- House and Senate negotiators reach two-year budget deal
- Congress seeks ban on in-flight calls
- Michelle Malkin’s Twitchy site sold to owners of Townhall, HotAir: report
- GM’s Barra to be first woman to run top American carmaker
- China: Poisonous smog is a military asset, if you think about it
- Texas woman admits to sending ricin to Obama
- Ron Paul on son Rand: ‘I think he probably will’ run for president
- Cold War heats up again in the Arctic: Russian airfield reactivated after 20 years
- 6-year-old boy suspended for sexual harassment over kiss
- Voters deciding Mass. congressional contest
Latest Senate Items
The Constitution says revenue-raising bills must originate in the House, and since the bill that became Obamacare was written in the Senate, House Republicans say that's a problem.

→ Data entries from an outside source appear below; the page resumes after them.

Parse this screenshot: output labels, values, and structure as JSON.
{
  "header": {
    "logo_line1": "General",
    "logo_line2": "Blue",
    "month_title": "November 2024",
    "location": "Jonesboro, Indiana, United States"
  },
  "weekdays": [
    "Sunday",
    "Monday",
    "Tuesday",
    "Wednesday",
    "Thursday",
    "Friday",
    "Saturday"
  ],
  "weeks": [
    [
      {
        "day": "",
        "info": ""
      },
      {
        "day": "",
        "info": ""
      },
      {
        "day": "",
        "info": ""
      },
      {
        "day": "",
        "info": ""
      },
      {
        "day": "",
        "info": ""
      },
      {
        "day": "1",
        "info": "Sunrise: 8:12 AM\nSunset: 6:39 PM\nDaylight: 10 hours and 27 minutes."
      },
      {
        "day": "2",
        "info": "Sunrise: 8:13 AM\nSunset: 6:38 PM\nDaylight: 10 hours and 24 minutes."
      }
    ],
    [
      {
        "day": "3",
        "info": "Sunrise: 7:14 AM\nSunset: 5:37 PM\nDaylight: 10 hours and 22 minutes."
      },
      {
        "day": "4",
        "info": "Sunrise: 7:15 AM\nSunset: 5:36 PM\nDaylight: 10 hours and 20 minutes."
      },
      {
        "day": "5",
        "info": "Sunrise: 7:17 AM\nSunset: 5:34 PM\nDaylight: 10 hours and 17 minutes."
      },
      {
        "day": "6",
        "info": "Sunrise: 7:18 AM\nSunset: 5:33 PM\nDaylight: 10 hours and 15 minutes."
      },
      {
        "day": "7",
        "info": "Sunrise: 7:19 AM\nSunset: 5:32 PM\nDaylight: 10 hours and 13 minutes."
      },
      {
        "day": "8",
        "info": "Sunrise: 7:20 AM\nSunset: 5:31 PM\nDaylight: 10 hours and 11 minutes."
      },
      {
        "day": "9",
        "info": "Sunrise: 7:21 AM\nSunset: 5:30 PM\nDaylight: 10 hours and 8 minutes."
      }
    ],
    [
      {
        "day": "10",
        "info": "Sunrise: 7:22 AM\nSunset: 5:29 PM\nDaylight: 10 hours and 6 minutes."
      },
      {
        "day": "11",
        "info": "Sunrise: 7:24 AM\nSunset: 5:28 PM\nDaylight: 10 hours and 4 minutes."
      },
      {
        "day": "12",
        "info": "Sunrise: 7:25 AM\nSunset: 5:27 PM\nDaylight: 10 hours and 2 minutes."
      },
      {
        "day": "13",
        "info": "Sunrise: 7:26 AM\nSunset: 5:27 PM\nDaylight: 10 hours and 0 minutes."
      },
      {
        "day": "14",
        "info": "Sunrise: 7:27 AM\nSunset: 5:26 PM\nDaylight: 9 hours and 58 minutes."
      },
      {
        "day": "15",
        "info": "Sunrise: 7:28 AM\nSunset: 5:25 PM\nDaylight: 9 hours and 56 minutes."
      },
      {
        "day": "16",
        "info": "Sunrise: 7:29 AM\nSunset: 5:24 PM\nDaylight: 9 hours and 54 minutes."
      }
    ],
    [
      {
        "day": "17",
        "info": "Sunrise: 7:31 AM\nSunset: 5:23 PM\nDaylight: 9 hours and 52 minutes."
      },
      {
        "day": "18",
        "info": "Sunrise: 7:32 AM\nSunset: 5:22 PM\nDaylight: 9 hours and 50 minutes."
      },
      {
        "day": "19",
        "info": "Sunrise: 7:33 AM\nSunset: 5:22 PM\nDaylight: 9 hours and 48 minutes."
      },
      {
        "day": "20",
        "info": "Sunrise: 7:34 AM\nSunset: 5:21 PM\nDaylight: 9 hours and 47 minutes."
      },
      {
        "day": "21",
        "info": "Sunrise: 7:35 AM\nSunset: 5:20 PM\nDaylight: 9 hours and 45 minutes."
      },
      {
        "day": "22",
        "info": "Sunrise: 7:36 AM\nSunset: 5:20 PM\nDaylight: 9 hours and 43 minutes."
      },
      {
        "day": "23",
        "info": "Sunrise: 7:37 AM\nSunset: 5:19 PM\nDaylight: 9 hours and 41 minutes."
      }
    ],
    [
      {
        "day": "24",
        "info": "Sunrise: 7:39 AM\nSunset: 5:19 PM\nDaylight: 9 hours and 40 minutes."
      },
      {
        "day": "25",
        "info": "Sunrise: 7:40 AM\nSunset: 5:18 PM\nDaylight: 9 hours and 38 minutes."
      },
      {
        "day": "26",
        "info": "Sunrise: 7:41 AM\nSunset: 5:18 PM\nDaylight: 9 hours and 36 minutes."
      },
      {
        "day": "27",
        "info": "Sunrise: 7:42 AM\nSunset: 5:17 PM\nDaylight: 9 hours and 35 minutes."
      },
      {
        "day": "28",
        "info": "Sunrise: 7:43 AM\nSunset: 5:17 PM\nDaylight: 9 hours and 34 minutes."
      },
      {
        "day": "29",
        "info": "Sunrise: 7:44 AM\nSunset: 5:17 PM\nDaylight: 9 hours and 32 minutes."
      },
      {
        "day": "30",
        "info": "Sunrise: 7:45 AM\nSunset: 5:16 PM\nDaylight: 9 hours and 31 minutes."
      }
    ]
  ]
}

Vance McAllister, a political newcomer with the backing of the popular "Duck Dynasty" TV family, was elected Saturday as Louisiana's newest member of Congress.
The Irish feel betrayed, the Japanese are honored and gay advocates are happy.
2012 GOP presidential nominee Mitt Romney, who called for a vague "self-deportation" policy for those in the country illegally during the Republican primary campaign, said Friday that illegal immigrants should be offered an eventual path to citizenship, once again entering a debate that has bitterly divided the Republican party in recent years.
Nearly 40 House Democrats defied President Obama and helped the Republican majority pass a bill Friday that lets Americans keep, for one year, health plans that do not comply with Obamacare.
Federal Reserve Vice Chairman Janet Yellen, President Obama's choice to head the central bank, said on Thursday that she objects to legislation auditing the Fed if it allows Congress to scrutinize and pressure central bankers' deliberations over interest rates and monetary policy.
President Obama's relentless bridge-burning strategy to get his way on the budget and health care legislation turns out to have an unexpected advantage for Republicans still smarting from the sting of defeat at the hand of the president. They might not be interested in surrendering to another licking on another big-ticket legislative item.
Sen. Charles E. Schumer, New York Democrat, said Thursday that he'd bet "quite a bit" that comprehensive immigration reforming will pass Congress, and that he wouldn't rule out something happening by the end of the year.
Democrats say they haven't given up hope of acting on an immigration bill this year, despite House Speaker John A. Boehner's comments earlier in the week essentially putting the issue out of reach.